Daniel Greilsheimer, Staff Writer

Since a coaching scandal took the country by storm leading to federal prosecution, the question of whether college athletes should be paid has dominated college campuses. In 2017, the news broke that the FBI would be levying charges against ten individuals, including four assistant coaches, at Division 1 schools. Eight of the ten were charged for corruption and bribery under a federal grand jury. California took a step in the right direction in Sept. by passing a law that will allow players to hire agents and create endorsement deals beginning in 2023. This law put pressure on the NCAA and the federal government to choose between paying athletes or barring certain universities from participating in collegiate athletics. Finally, the pressure mounted to a point where the NCAA cleared the way for college athletes to profit from agencies, endorsement deals, their name, and their image.

The agreement made by the NCAA governors ensured that student-athletes would be able to be paid the same way as any other athlete. This statement agreed to in Dec. is planned to go into effect in January 2021. These are all steps in the right direction, as college athletes should and deserve to be paid.

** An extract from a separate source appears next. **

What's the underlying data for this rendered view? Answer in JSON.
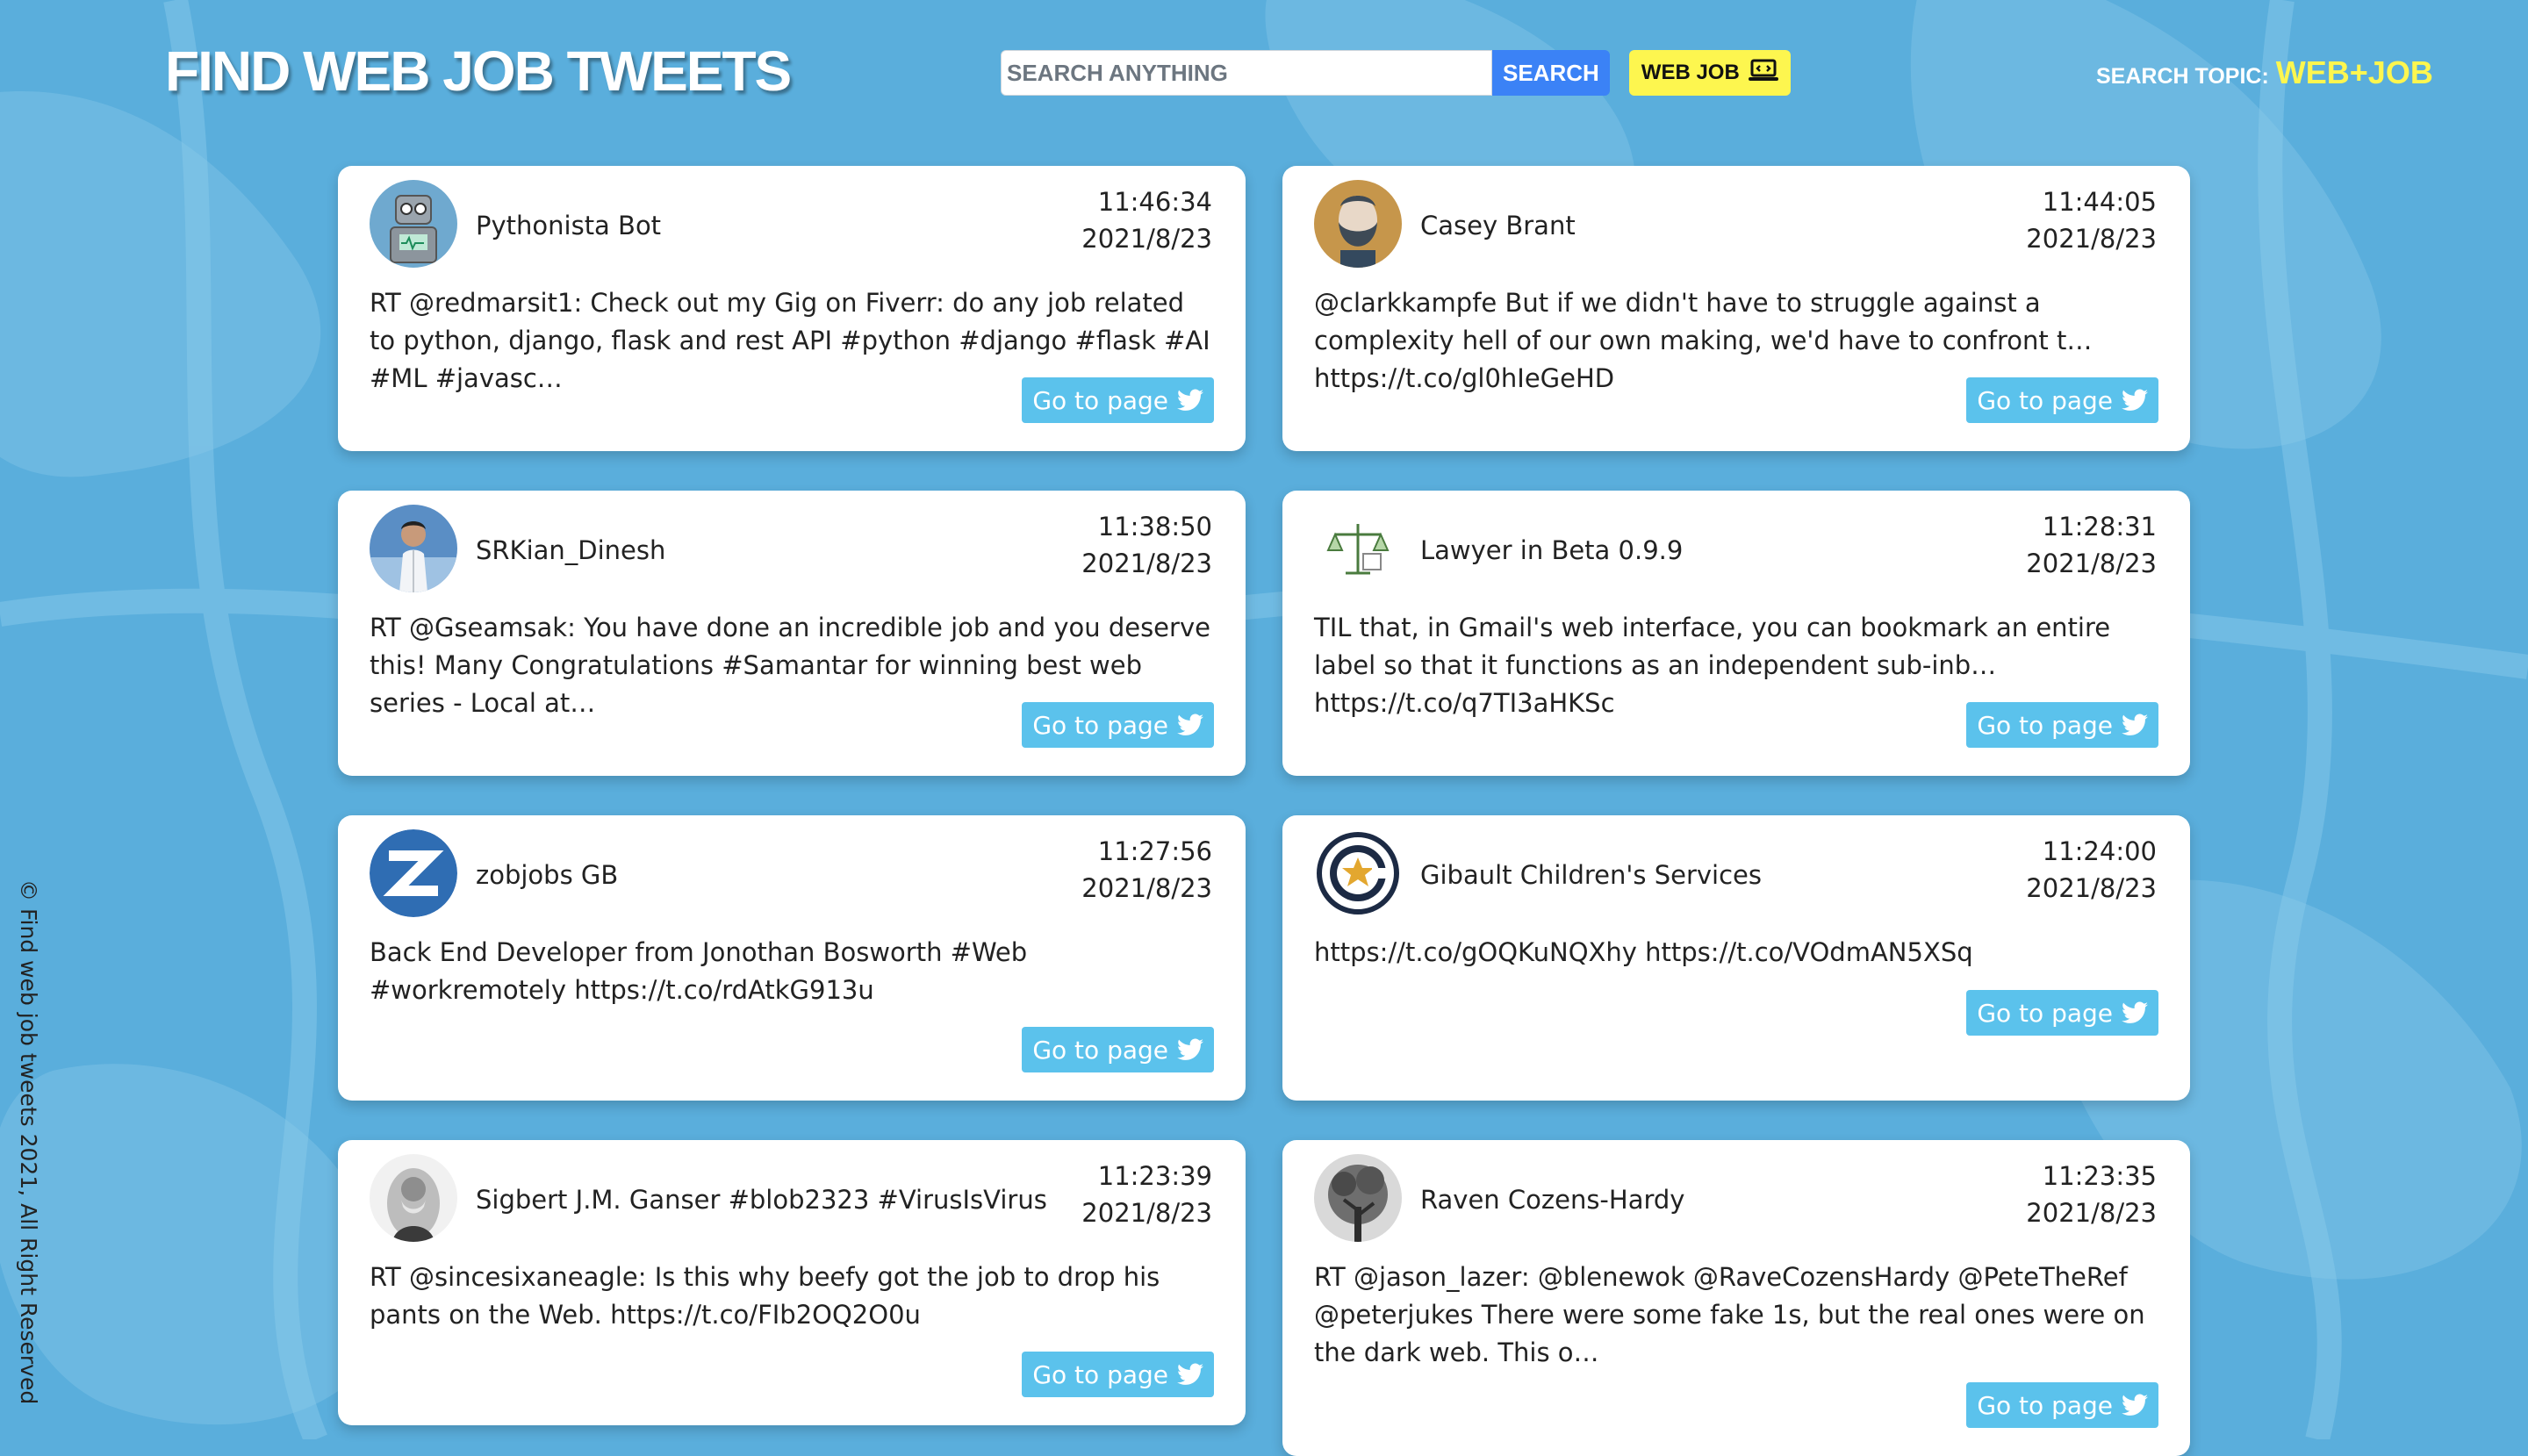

They put in extremely hard work balancing their schedules between the demands of school and sports.

“They should be paid because athletes competing in D1 schools have sports take over their entire college experience and are forced to make their schedule around their sport,” said sophomore Rachel Nissan.

Most college athletes will not go on to professional sports, so it is important for them to have a head start financially, as all other students are encouraged to do the same. According to the New York Times, the college sports industry is worth $14 billion. The players, who are a central component to make this revenue, should be rewarded.

“March Madness is one of the most popular sporting events in the nation and every single player does not make a single penny, it all goes to the NCAA or the TV network, which is not fair at all. Last year the TV networks were making billions,” said sophomore Terry McGinty.

A common counter-argument is that athletes are already being rewarded by getting a scholarship to go to college for free.

“A college athlete is already rewarded by not having to pay for college and asking for pay in addition to free college is treating this too much like a job,” said sophomore Charlie Bosworth.

Bosworth’s points may be valid, but he forgets that being a college athlete is essentially the same as having a job. They train, practice, and work grueling schedules venturing hundreds of miles away. Essentially, they are professional athletes, except without pay. Some of these athletes come from low-income families, and as a result, they do not have the money to pay for certain necessities. A fixed paycheck for performance would solve these issues.

Imagine being a college student, already stressed out over the rigorous schedule of classes and assignments, and adding a full- time job as an athlete on top of that. While it is possible to balance school and sports, it is extremely difficult, and it is not fair that the athletes are not rewarded. These athletes pour their heart and soul into the athletic programs they are affiliated with. They train every day and play teams hundreds of miles away. On game days, they are under pressure to not only perform well on the court or field, but they must also make sure that their work is handled for the future. Although getting a scholarship is a huge gift, working as an athlete is a full-time job that deserves pay just as any other job would.

College athletes should definitely be paid and the new California law and NCAA statements will hopefully lead the college sports industry to make the right decision.